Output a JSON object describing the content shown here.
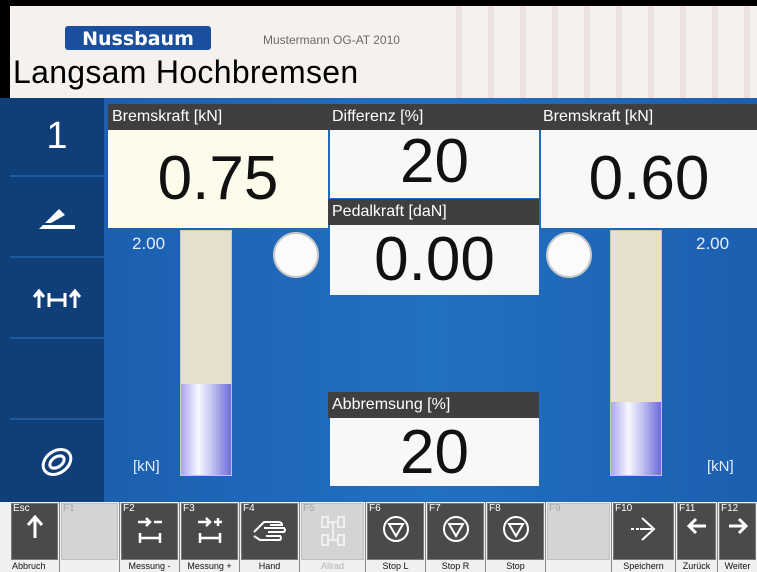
{
  "header": {
    "brand": "Nussbaum",
    "company": "Mustermann OG-AT 2010",
    "title": "Langsam Hochbremsen"
  },
  "sidebar": {
    "axle_number": "1",
    "items": [
      {
        "icon": "brake-pedal-icon"
      },
      {
        "icon": "axle-arrows-icon"
      },
      {
        "icon": "empty"
      },
      {
        "icon": "swirl-logo-icon"
      }
    ]
  },
  "left_panel": {
    "caption": "Bremskraft [kN]",
    "value": "0.75",
    "scale_max": "2.00",
    "unit": "[kN]",
    "bar_level": 0.375,
    "lamp": "off"
  },
  "center_panel": {
    "difference_caption": "Differenz [%]",
    "difference_value": "20",
    "pedal_caption": "Pedalkraft [daN]",
    "pedal_value": "0.00",
    "braking_caption": "Abbremsung [%]",
    "braking_value": "20"
  },
  "right_panel": {
    "caption": "Bremskraft [kN]",
    "value": "0.60",
    "scale_max": "2.00",
    "unit": "[kN]",
    "bar_level": 0.3,
    "lamp": "off"
  },
  "function_keys": [
    {
      "key": "Esc",
      "label": "Abbruch",
      "icon": "arrow-up-icon",
      "enabled": true
    },
    {
      "key": "F1",
      "label": "",
      "icon": "none",
      "enabled": false
    },
    {
      "key": "F2",
      "label": "Messung -",
      "icon": "measure-minus-icon",
      "enabled": true
    },
    {
      "key": "F3",
      "label": "Messung +",
      "icon": "measure-plus-icon",
      "enabled": true
    },
    {
      "key": "F4",
      "label": "Hand",
      "icon": "hand-icon",
      "enabled": true
    },
    {
      "key": "F5",
      "label": "Allrad",
      "icon": "all-wheel-icon",
      "enabled": false
    },
    {
      "key": "F6",
      "label": "Stop L",
      "icon": "stop-triangle-icon",
      "enabled": true
    },
    {
      "key": "F7",
      "label": "Stop R",
      "icon": "stop-triangle-icon",
      "enabled": true
    },
    {
      "key": "F8",
      "label": "Stop",
      "icon": "stop-triangle-icon",
      "enabled": true
    },
    {
      "key": "F9",
      "label": "",
      "icon": "none",
      "enabled": false
    },
    {
      "key": "F10",
      "label": "Speichern",
      "icon": "save-arrow-icon",
      "enabled": true
    },
    {
      "key": "F11",
      "label": "Zurück",
      "icon": "arrow-left-icon",
      "enabled": true
    },
    {
      "key": "F12",
      "label": "Weiter",
      "icon": "arrow-right-icon",
      "enabled": true
    }
  ],
  "colors": {
    "background_blue": "#1c5fb0",
    "sidebar_blue": "#0f3e78",
    "caption_dark": "#3f3f3f",
    "value_cream": "#fdfbea",
    "bar_fill": "#8f8de6"
  }
}
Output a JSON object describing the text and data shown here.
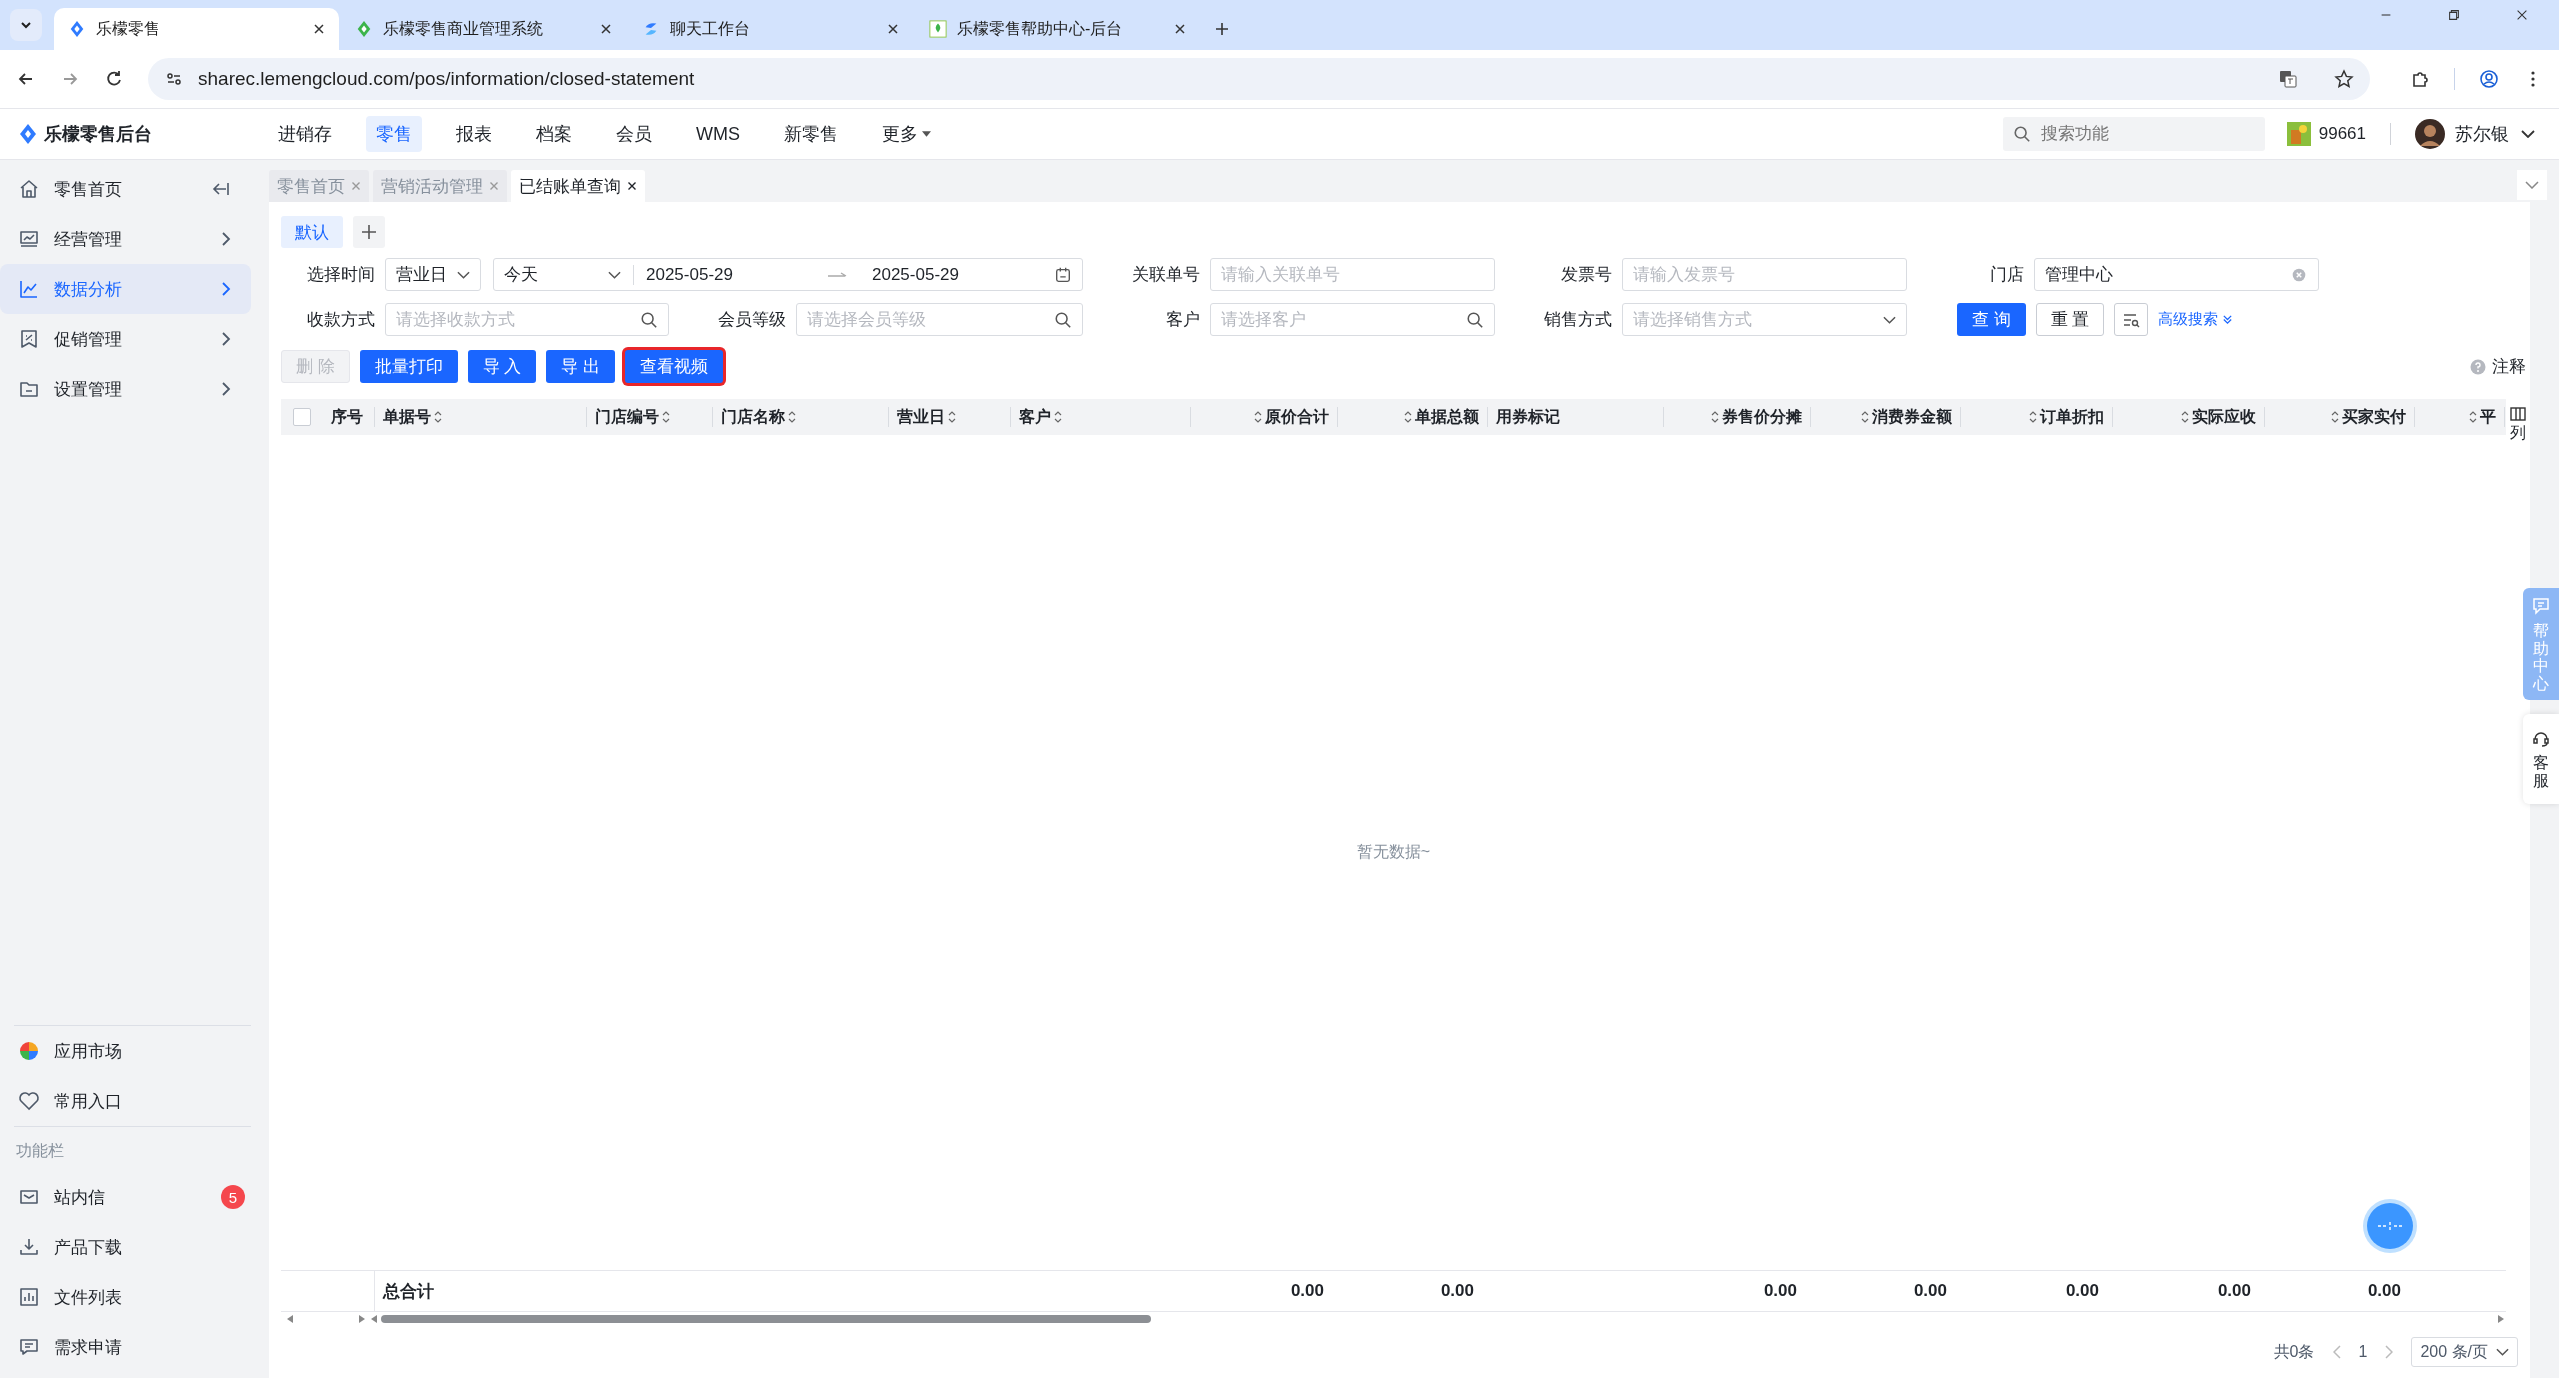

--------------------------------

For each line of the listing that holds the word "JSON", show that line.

Output a JSON object describing the content shown here.
Output a JSON object describing the text and data shown here.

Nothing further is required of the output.